The long and bitter 15 year battle between teachers and the provincial government over cuts to class size and composition is finally over, and we’re now getting a look at the price tag.
The Ministry of Education says the government dropped $2.6 million dollars over the course of the litigation.
$1.7 million went to staff lawyers and $900,000 for external lawyers.
It says the Ministry of Justice and Attorney General did the majority of the work as part of their assigned cases.
In a statement to CKNW, Education minister Mike Bernier says “some people have exaggerated the costs of the legal dispute between the BCTF, but failed to realize most of the work was done internally by government lawyers.”
The BCTF says it spent $3-million on external lawyers.
The dispute was sparked back in 2002, when then-premier Gordon Campbell tore up teachers contracts which included bargaining provisions over class size and composition.
That led to years of court battles, culminating decisive Supreme Court of Canada ruling in the favour of the teachers’ union last November.
Earlier this month, the BCTF and the Ministry of Education came to an agreement on the first phase of implementing that ruling, which includes $50-million to hire the equivalent of 1,100 teachers.

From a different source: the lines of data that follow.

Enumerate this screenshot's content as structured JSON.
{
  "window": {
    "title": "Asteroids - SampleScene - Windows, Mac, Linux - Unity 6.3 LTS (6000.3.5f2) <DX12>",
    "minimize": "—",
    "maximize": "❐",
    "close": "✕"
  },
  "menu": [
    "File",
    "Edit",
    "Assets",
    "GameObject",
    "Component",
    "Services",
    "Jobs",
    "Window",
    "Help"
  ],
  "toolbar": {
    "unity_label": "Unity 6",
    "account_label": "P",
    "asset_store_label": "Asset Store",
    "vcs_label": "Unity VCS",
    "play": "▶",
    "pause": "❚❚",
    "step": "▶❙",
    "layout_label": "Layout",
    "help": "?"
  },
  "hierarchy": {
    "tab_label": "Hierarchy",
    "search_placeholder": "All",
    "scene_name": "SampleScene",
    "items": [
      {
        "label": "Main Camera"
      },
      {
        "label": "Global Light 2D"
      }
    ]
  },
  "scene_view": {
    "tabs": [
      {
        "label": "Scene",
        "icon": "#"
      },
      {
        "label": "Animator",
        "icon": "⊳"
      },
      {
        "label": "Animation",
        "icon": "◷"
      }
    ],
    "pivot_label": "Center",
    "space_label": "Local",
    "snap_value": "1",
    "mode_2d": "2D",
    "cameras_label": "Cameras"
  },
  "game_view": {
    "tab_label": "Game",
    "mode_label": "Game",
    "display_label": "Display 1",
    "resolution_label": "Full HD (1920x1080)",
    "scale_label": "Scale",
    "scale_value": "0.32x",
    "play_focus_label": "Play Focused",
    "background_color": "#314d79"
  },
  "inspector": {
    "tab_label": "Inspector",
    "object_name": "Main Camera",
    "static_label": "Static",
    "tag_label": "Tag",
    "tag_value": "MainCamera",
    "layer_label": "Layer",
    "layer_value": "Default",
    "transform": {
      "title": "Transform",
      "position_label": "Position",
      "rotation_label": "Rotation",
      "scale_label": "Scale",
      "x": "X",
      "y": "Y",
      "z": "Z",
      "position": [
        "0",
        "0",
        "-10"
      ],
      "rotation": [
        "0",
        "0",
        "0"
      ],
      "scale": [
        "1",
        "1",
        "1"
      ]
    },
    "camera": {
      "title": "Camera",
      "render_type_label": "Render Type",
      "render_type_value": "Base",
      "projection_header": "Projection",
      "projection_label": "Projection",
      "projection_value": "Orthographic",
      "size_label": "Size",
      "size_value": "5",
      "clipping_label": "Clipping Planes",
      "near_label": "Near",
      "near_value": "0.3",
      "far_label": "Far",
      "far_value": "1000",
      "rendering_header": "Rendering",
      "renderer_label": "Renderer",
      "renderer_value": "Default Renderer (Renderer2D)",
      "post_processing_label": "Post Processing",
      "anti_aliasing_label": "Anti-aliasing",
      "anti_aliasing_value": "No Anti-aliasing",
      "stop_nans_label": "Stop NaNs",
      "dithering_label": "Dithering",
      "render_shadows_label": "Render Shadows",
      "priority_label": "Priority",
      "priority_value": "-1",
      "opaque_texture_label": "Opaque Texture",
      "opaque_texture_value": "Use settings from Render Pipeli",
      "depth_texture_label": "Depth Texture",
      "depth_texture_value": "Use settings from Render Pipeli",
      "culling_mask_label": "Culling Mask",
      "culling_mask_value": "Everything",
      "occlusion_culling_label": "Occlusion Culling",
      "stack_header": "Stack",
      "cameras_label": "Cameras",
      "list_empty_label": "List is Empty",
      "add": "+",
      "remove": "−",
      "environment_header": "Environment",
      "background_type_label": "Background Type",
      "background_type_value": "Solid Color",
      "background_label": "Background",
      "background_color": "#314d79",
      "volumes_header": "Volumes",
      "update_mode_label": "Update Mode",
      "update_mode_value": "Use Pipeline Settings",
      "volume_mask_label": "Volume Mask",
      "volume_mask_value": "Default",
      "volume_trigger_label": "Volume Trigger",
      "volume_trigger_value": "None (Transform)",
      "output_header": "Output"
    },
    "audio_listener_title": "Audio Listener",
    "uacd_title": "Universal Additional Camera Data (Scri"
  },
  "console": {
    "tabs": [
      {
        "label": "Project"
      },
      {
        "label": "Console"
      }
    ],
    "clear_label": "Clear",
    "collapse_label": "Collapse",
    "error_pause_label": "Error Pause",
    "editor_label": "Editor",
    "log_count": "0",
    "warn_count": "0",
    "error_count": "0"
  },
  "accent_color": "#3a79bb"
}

Several districts, including B.C.’s most populous, Surrey, have already put the call out for new teachers.